One of the main things I have learned this summer is that the market is unpredictable. Experts on Fox, CNN, CNBC, etc. are constantly trying to predict the market, which I know is what they’re paid to do, but is impossible. In an article by CNBC, Jordan Jackson, global market strategist at J.P. Morgan says, “You tend to see down days being followed by very, very strong days…Those strong days

are really, really important in terms of weathering the volatile storm.” I was also taught the importance of receiving income on my investments. Collecting dividends and covered call premium are powerful tools for weathering a temperamental market and the income allows me to accumulate more shares in my investments.

Keeping the Faith

A very used and cliche metaphor in market analysis – a down market can be like a falling knife. There is no benefit in trying to catch the market on its way down. Pulling money out and trying to time the jump back up can make you miss out on the best days. Though it can also allow you to miss the bad days, historically, there is more to gain by leaving money in the market and trusting your plan.

In the same CNBC article Jackson supports the claim of keeping your money in the market, “Staying the course has also proven a more profitable strategy during the pandemic. Take an investor with $100,000 who sold when the market was down 18% as the onset of Covid-19 began to shock the markets. If they got back in six months later, they would have just broken even as of last week, according to Jackson. But if they had stayed the course, they would have about $125,000 today.” That is a 20% difference in staying and trusting the market to recover versus trying to time the market and catching the falling knife.

Nevertheless, despite the historically poor first half of 2022, the history of the market leads this young investor to believe it will come back and then some.
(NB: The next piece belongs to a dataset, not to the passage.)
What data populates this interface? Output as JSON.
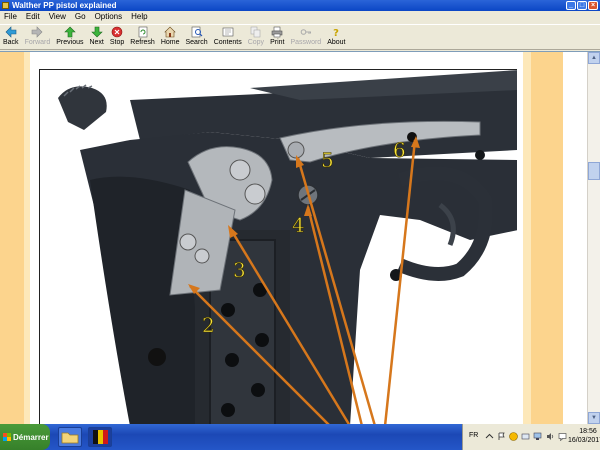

Even as a young man, I have learned some things remain true: the Braves will always disappoint in the first half of the season, the Georgia Bulldogs will be better than Florida, and the market has always come back.

Go Dawgs!!!

Jeff Tiller
University of Georgia c/o 2024

CNBC Article https://www.cnbc.com/2022/05/17/better-market-days-are-coming-its-just-a-question-of-when.html
Average S&P Return

Jeff Tiller is a Junior at the University of Georgia focusing on studies in Economics and Finance. Jeff is a graduate of Star’s Mill High School here in Peachtree City, GA where he was an All-District Center for his State Playoff football team.